(Nairobi) – The Ethiopian government’s systematic repression of independent media has created a bleak landscape for free expression ahead of the May 2015 general elections, Human Rights Watch said in a report released today. In the past year, six privately owned publications closed after government harassment; at least 22 journalists, bloggers, and publishers were criminally charged, and more than 30 journalists fled the country in fear of being arrested under repressive laws.
The 76-page report, “‘Journalism is Not a Crime’: Violations of Media Freedom in Ethiopia,” details how the Ethiopian government has curtailed independent reporting since 2010. Human Rights Watch interviewed more than 70 current and exiled journalists between May 2013 and December 2014, and found patterns of government abuses against journalists that resulted in 19 being imprisoned for exercising their right to free expression, and that have forced at least 60 others into exile since 2010.
“Ethiopia’s government has systematically assaulted the country’s independent voices, treating the media as a threat rather than a valued source of information and analysis,” said Leslie Lefkow, deputy Africa director. “Ethiopia’s media should be playing a crucial role in the May elections, but instead many journalists fear that their next article could get them thrown in jail.”
Most of Ethiopia’s print, television, and radio outlets are state-controlled, and the few private print media often self-censor their coverage of politically sensitive issues for fear of being shut down.
The six independent print publications that closed in 2014 did so after a lengthy campaign of intimidation that included documentaries on state-run television that alleged the publications were linked to terrorist groups. The intimidation also included harassment and threats against staff, pressure on printers and distributors, regulatory delays, and eventually criminal charges against the editors.
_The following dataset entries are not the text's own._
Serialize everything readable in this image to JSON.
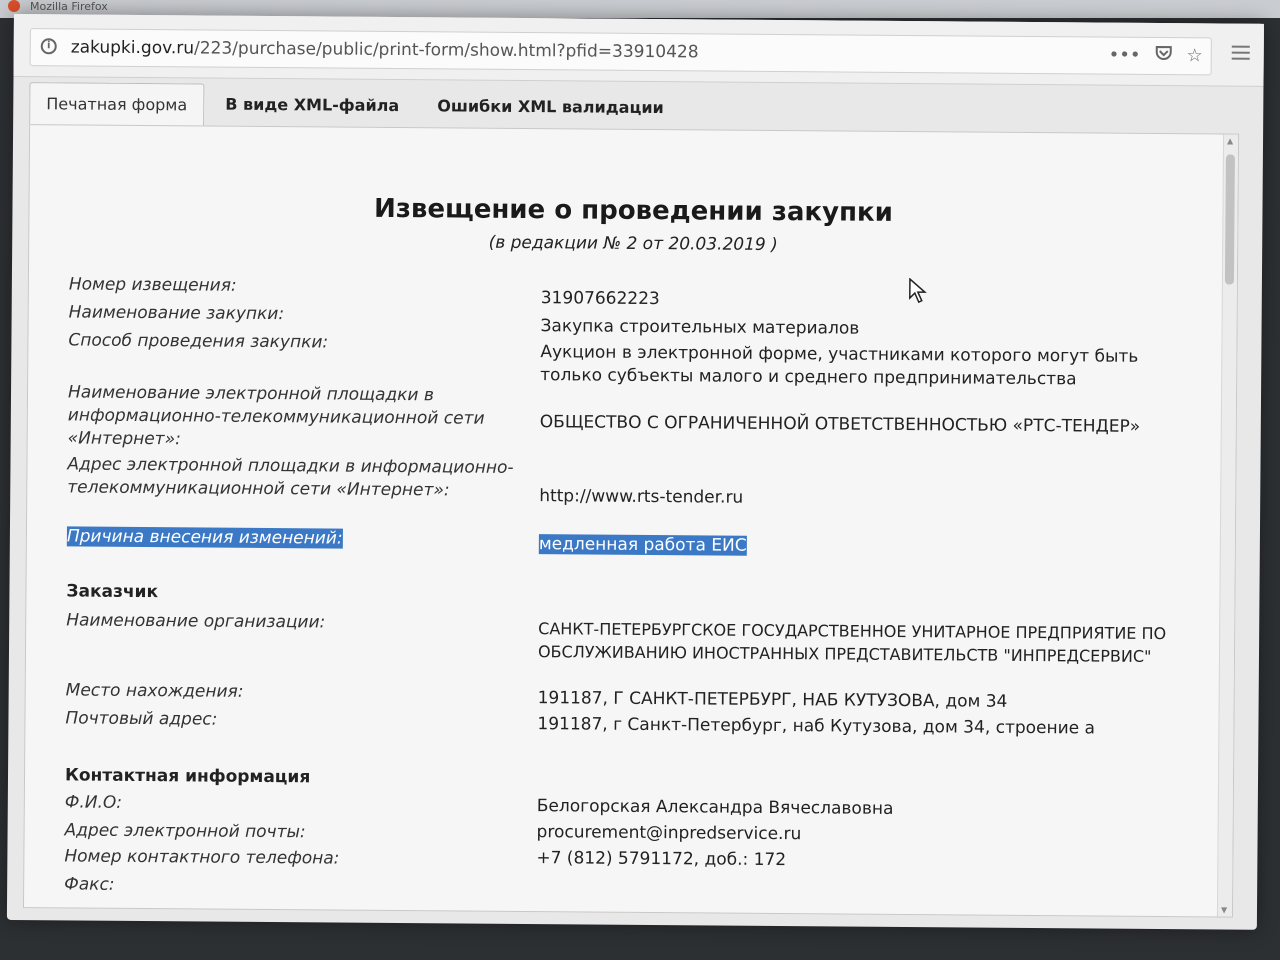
{
  "window": {
    "title": "Mozilla Firefox"
  },
  "urlbar": {
    "host": "zakupki.gov.ru",
    "path": "/223/purchase/public/print-form/show.html?pfid=33910428",
    "page_actions_icon": "ellipsis-icon",
    "pocket_icon": "pocket-icon",
    "bookmark_icon": "star-icon",
    "menu_icon": "hamburger-menu-icon"
  },
  "tabs": [
    {
      "label": "Печатная форма",
      "active": true
    },
    {
      "label": "В виде XML-файла",
      "active": false
    },
    {
      "label": "Ошибки XML валидации",
      "active": false
    }
  ],
  "document": {
    "title": "Извещение о проведении закупки",
    "subtitle": "(в редакции № 2 от 20.03.2019 )",
    "fields": [
      {
        "label": "Номер извещения:",
        "value": "31907662223"
      },
      {
        "label": "Наименование закупки:",
        "value": "Закупка строительных материалов"
      },
      {
        "label": "Способ проведения закупки:",
        "value": "Аукцион в электронной форме, участниками которого могут быть только субъекты малого и среднего предпринимательства"
      },
      {
        "label": "Наименование электронной площадки в информационно-телекоммуникационной сети «Интернет»:",
        "value": "ОБЩЕСТВО С ОГРАНИЧЕННОЙ ОТВЕТСТВЕННОСТЬЮ «РТС-ТЕНДЕР»"
      },
      {
        "label": "Адрес электронной площадки в информационно-телекоммуникационной сети «Интернет»:",
        "value": "http://www.rts-tender.ru"
      },
      {
        "label": "Причина внесения изменений:",
        "value": "медленная работа ЕИС"
      }
    ],
    "customer": {
      "heading": "Заказчик",
      "fields": [
        {
          "label": "Наименование организации:",
          "value": "САНКТ-ПЕТЕРБУРГСКОЕ ГОСУДАРСТВЕННОЕ УНИТАРНОЕ ПРЕДПРИЯТИЕ ПО ОБСЛУЖИВАНИЮ ИНОСТРАННЫХ ПРЕДСТАВИТЕЛЬСТВ \"ИНПРЕДСЕРВИС\""
        },
        {
          "label": "Место нахождения:",
          "value": "191187, Г САНКТ-ПЕТЕРБУРГ, НАБ КУТУЗОВА, дом 34"
        },
        {
          "label": "Почтовый адрес:",
          "value": "191187, г Санкт-Петербург, наб Кутузова, дом 34, строение а"
        }
      ]
    },
    "contact": {
      "heading": "Контактная информация",
      "fields": [
        {
          "label": "Ф.И.О:",
          "value": "Белогорская Александра Вячеславовна"
        },
        {
          "label": "Адрес электронной почты:",
          "value": "procurement@inpredservice.ru"
        },
        {
          "label": "Номер контактного телефона:",
          "value": "+7 (812) 5791172, доб.: 172"
        },
        {
          "label": "Факс:",
          "value": ""
        }
      ]
    }
  },
  "colors": {
    "selection": "#3b79c6"
  }
}
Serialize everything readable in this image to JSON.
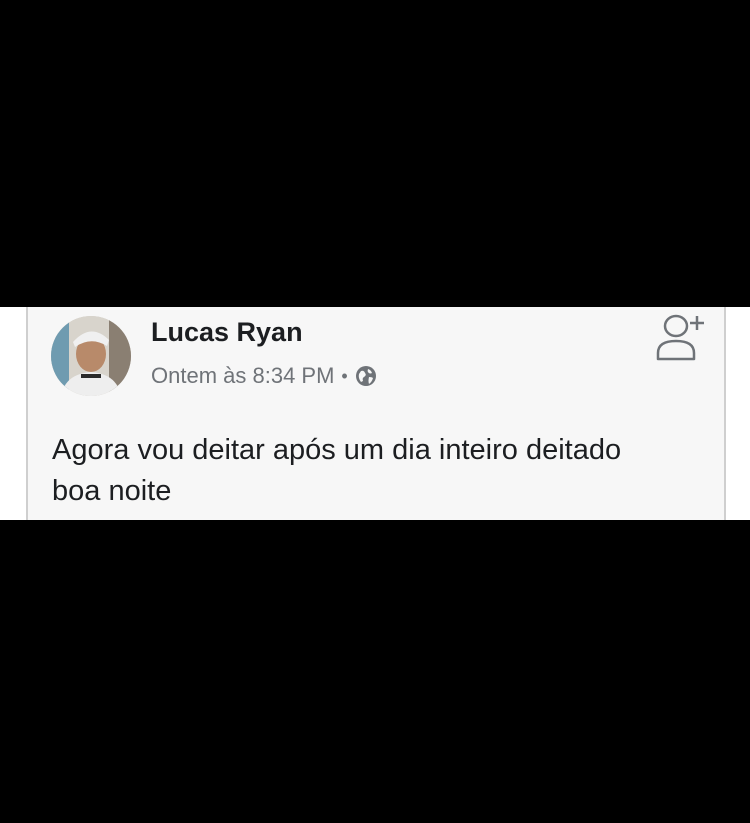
{
  "post": {
    "author": "Lucas Ryan",
    "timestamp": "Ontem às 8:34 PM",
    "separator": "•",
    "privacy_icon": "globe-icon",
    "add_friend_icon": "add-friend-icon",
    "text": "Agora vou deitar após um dia inteiro deitado boa noite"
  },
  "colors": {
    "background": "#000000",
    "card": "#f7f7f7",
    "name": "#1c1e21",
    "meta": "#6f7378"
  }
}
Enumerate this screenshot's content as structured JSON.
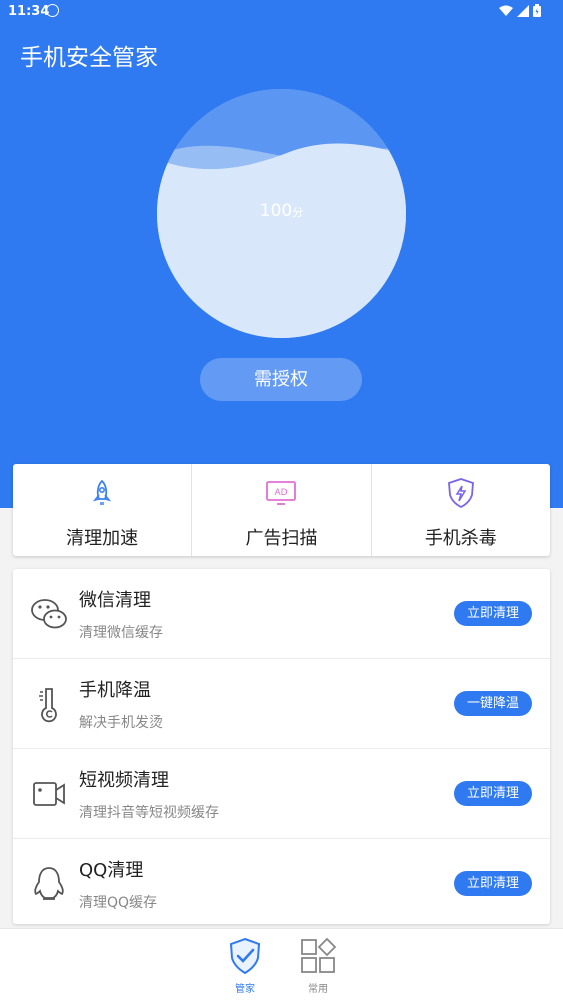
{
  "status": {
    "time": "11:34"
  },
  "app": {
    "title": "手机安全管家"
  },
  "score": {
    "value": "100",
    "unit": "分"
  },
  "auth_button": "需授权",
  "quick_actions": [
    {
      "label": "清理加速",
      "icon": "rocket-icon"
    },
    {
      "label": "广告扫描",
      "icon": "ad-monitor-icon"
    },
    {
      "label": "手机杀毒",
      "icon": "shield-bolt-icon"
    }
  ],
  "tools": [
    {
      "title": "微信清理",
      "subtitle": "清理微信缓存",
      "button": "立即清理",
      "icon": "wechat-icon"
    },
    {
      "title": "手机降温",
      "subtitle": "解决手机发烫",
      "button": "一键降温",
      "icon": "thermometer-icon"
    },
    {
      "title": "短视频清理",
      "subtitle": "清理抖音等短视频缓存",
      "button": "立即清理",
      "icon": "video-camera-icon"
    },
    {
      "title": "QQ清理",
      "subtitle": "清理QQ缓存",
      "button": "立即清理",
      "icon": "qq-penguin-icon"
    }
  ],
  "nav": [
    {
      "label": "管家",
      "icon": "shield-check-icon",
      "active": true
    },
    {
      "label": "常用",
      "icon": "apps-grid-icon",
      "active": false
    }
  ],
  "colors": {
    "primary": "#2f7af0",
    "background": "#f3f3f3"
  }
}
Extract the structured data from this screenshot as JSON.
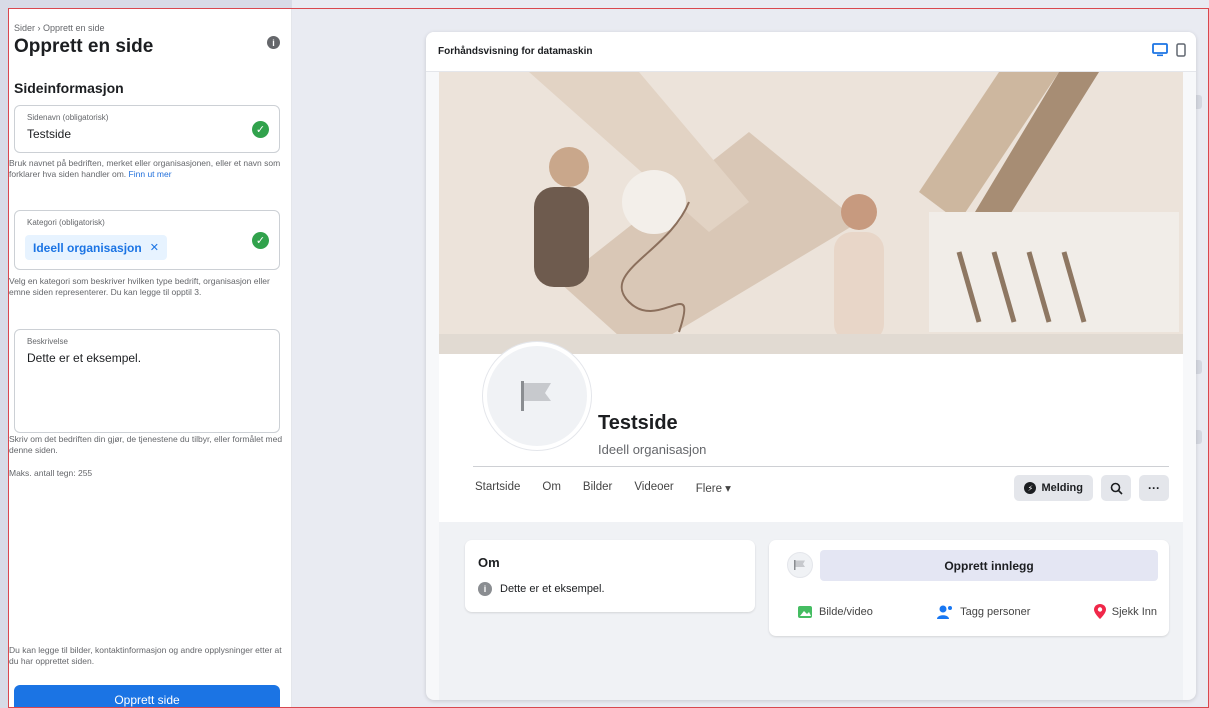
{
  "sidebar": {
    "breadcrumb": "Sider › Opprett en side",
    "title": "Opprett en side",
    "section_title": "Sideinformasjon",
    "page_name": {
      "label": "Sidenavn (obligatorisk)",
      "value": "Testside",
      "help": "Bruk navnet på bedriften, merket eller organisasjonen, eller et navn som forklarer hva siden handler om.",
      "help_link": "Finn ut mer"
    },
    "category": {
      "label": "Kategori (obligatorisk)",
      "chip": "Ideell organisasjon",
      "help": "Velg en kategori som beskriver hvilken type bedrift, organisasjon eller emne siden representerer. Du kan legge til opptil 3."
    },
    "description": {
      "label": "Beskrivelse",
      "value": "Dette er et eksempel.",
      "help": "Skriv om det bedriften din gjør, de tjenestene du tilbyr, eller formålet med denne siden.",
      "max": "Maks. antall tegn: 255"
    },
    "footer_note": "Du kan legge til bilder, kontaktinformasjon og andre opplysninger etter at du har opprettet siden.",
    "create_button": "Opprett side"
  },
  "preview": {
    "header": "Forhåndsvisning for datamaskin",
    "page_name": "Testside",
    "page_category": "Ideell organisasjon",
    "tabs": [
      "Startside",
      "Om",
      "Bilder",
      "Videoer",
      "Flere ▾"
    ],
    "message_button": "Melding",
    "about_title": "Om",
    "about_text": "Dette er et eksempel.",
    "create_post": "Opprett innlegg",
    "post_actions": [
      "Bilde/video",
      "Tagg personer",
      "Sjekk Inn"
    ]
  },
  "colors": {
    "accent": "#1b74e4",
    "success": "#31a24c",
    "frame": "#d9484e"
  },
  "icons": [
    "info-icon",
    "check-icon",
    "close-icon",
    "desktop-icon",
    "mobile-icon",
    "messenger-icon",
    "search-icon",
    "more-icon",
    "flag-icon",
    "photo-icon",
    "tag-people-icon",
    "check-in-icon"
  ]
}
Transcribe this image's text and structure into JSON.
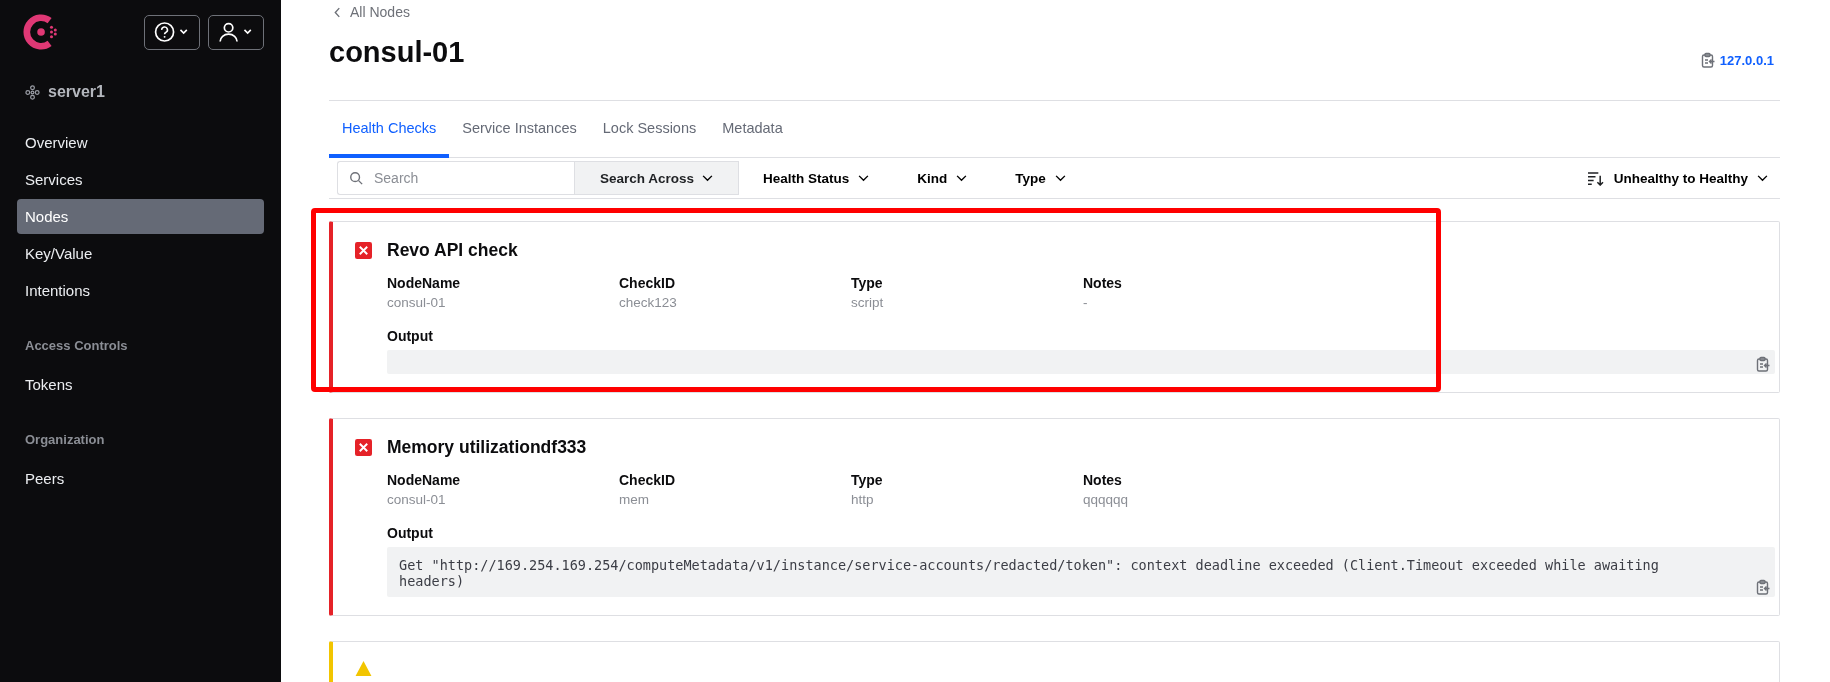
{
  "sidebar": {
    "datacenter": "server1",
    "sections": [
      {
        "items": [
          {
            "label": "Overview",
            "selected": false
          },
          {
            "label": "Services",
            "selected": false
          },
          {
            "label": "Nodes",
            "selected": true
          },
          {
            "label": "Key/Value",
            "selected": false
          },
          {
            "label": "Intentions",
            "selected": false
          }
        ]
      },
      {
        "heading": "Access Controls",
        "items": [
          {
            "label": "Tokens",
            "selected": false
          }
        ]
      },
      {
        "heading": "Organization",
        "items": [
          {
            "label": "Peers",
            "selected": false
          }
        ]
      }
    ]
  },
  "breadcrumb": "All Nodes",
  "title": "consul-01",
  "address": "127.0.0.1",
  "tabs": [
    {
      "label": "Health Checks",
      "selected": true
    },
    {
      "label": "Service Instances",
      "selected": false
    },
    {
      "label": "Lock Sessions",
      "selected": false
    },
    {
      "label": "Metadata",
      "selected": false
    }
  ],
  "filters": {
    "search_placeholder": "Search",
    "search_across": "Search Across",
    "dropdowns": [
      "Health Status",
      "Kind",
      "Type"
    ],
    "sort": "Unhealthy to Healthy"
  },
  "checks": [
    {
      "kind": "critical",
      "highlighted": true,
      "name": "Revo API check",
      "fields": [
        {
          "label": "NodeName",
          "value": "consul-01"
        },
        {
          "label": "CheckID",
          "value": "check123"
        },
        {
          "label": "Type",
          "value": "script"
        },
        {
          "label": "Notes",
          "value": "-"
        }
      ],
      "output_label": "Output"
    },
    {
      "kind": "critical",
      "highlighted": false,
      "name": "Memory utilizationdf333",
      "fields": [
        {
          "label": "NodeName",
          "value": "consul-01"
        },
        {
          "label": "CheckID",
          "value": "mem"
        },
        {
          "label": "Type",
          "value": "http"
        },
        {
          "label": "Notes",
          "value": "qqqqqq"
        }
      ],
      "output_label": "Output",
      "output": "Get \"http://169.254.169.254/computeMetadata/v1/instance/service-accounts/redacted/token\": context deadline exceeded (Client.Timeout exceeded while awaiting headers)"
    },
    {
      "kind": "warning",
      "highlighted": false
    }
  ]
}
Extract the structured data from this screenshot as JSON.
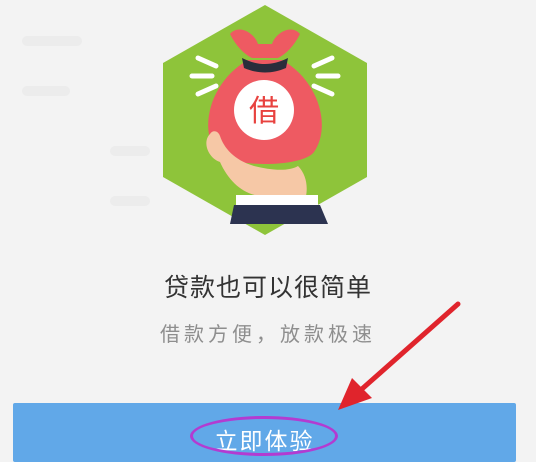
{
  "hero": {
    "icon": "money-bag-icon",
    "bag_char": "借",
    "hex_color": "#8ec43a",
    "bag_color": "#ee5a62"
  },
  "headline": "贷款也可以很简单",
  "subline": "借款方便，放款极速",
  "cta": {
    "label": "立即体验",
    "color": "#61a8e8"
  },
  "annotation": {
    "circle_color": "#b33bd1",
    "arrow_color": "#e0242c"
  }
}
Dozens of staff members went into exile. Three of the owners were convicted under the criminal code and sentenced in absentia to more than three years in prison. The evidence the prosecution presented against them consisted of articles that criticized government policies.
While the plight of a few high-profile Ethiopian journalists has become widely known, dozens more in Addis Ababa and in rural regions have suffered systematic abuses at the hands of security officials.
The threats against journalists often take a similar course. Journalists who publish a critical article might receive threatening telephone calls, text messages, and visits from security officials and ruling party cadres. Some said they received hundreds of these threats. If this does not silence them or intimidate them into self-censorship, then the threats intensify and arrests often follow. The courts have shown little or no independence in criminal cases against journalists who have been convicted after unfair trials and sentenced to lengthy prison terms, often on terrorism-related charges.
“Muzzling independent voices through trumped-up criminal charges and harassment is making Ethiopia one of the world’s biggest jailers of journalists,” Lefkow said. “The government should immediately release those wrongly imprisoned and reform laws to protect media freedom.”
Most radio and television stations in Ethiopia are government-affiliated, rarely stray from the government position, and tend to promote government policies and tout development successes. Control of radio is crucial politically given that more than 80 percent of Ethiopia’s population lives in rural areas, where the radio is still the main medium for news and information. The few private radio stations that cover political events are subjected to editing and approval requirements by local government officials. Broadcasters who deviate from approved content have been harassed, detained, and in many cases forced into exile.
The government has also frequently jammed broadcasts and blocked the websites of foreign and diaspora-based radio and television stations. Staff working for broadcasters face repeated threats and harassment, as well as intimidation of their sources or people interviewed on international media outlets. Even people watching or listening to these services have been arrested.
The government has also used a variety of more subtle but effective administrative and regulatory restrictions such as hampering efforts to form journalist associations, delaying permits and renewals of private publications, putting pressure on the few printing presses and distributors, and linking employment in state media to ruling party membership.
Social media are also heavily restricted, and many blog sites and websites run by Ethiopians in the diaspora are blocked inside Ethiopia. In April, the authorities arrested six people from Zone 9, a blogging collective that provides commentary on social, political, and other events of interest to young Ethiopians, and charged them under the country’s counterterrorism law and criminal code. Their trial, along with other media figures, has been fraught with various due process concerns. On January 14, 2015, it was adjourned for the 16th time and they have now been jailed for over 260 days. The arrest and prosecution of the Zone 9 bloggers has had a wider chilling effect on freedom of expression in Ethiopia, especially among critically minded bloggers and online activists.
The increased media repression will clearly affect the media landscape for the May elections,.
“The government still has time to make significant reforms that would improve media freedoms before the May elections,” Lefkow said. “Amending oppressive laws and freeing jailed journalists do not require significant time or resources, but only the political will for reform.”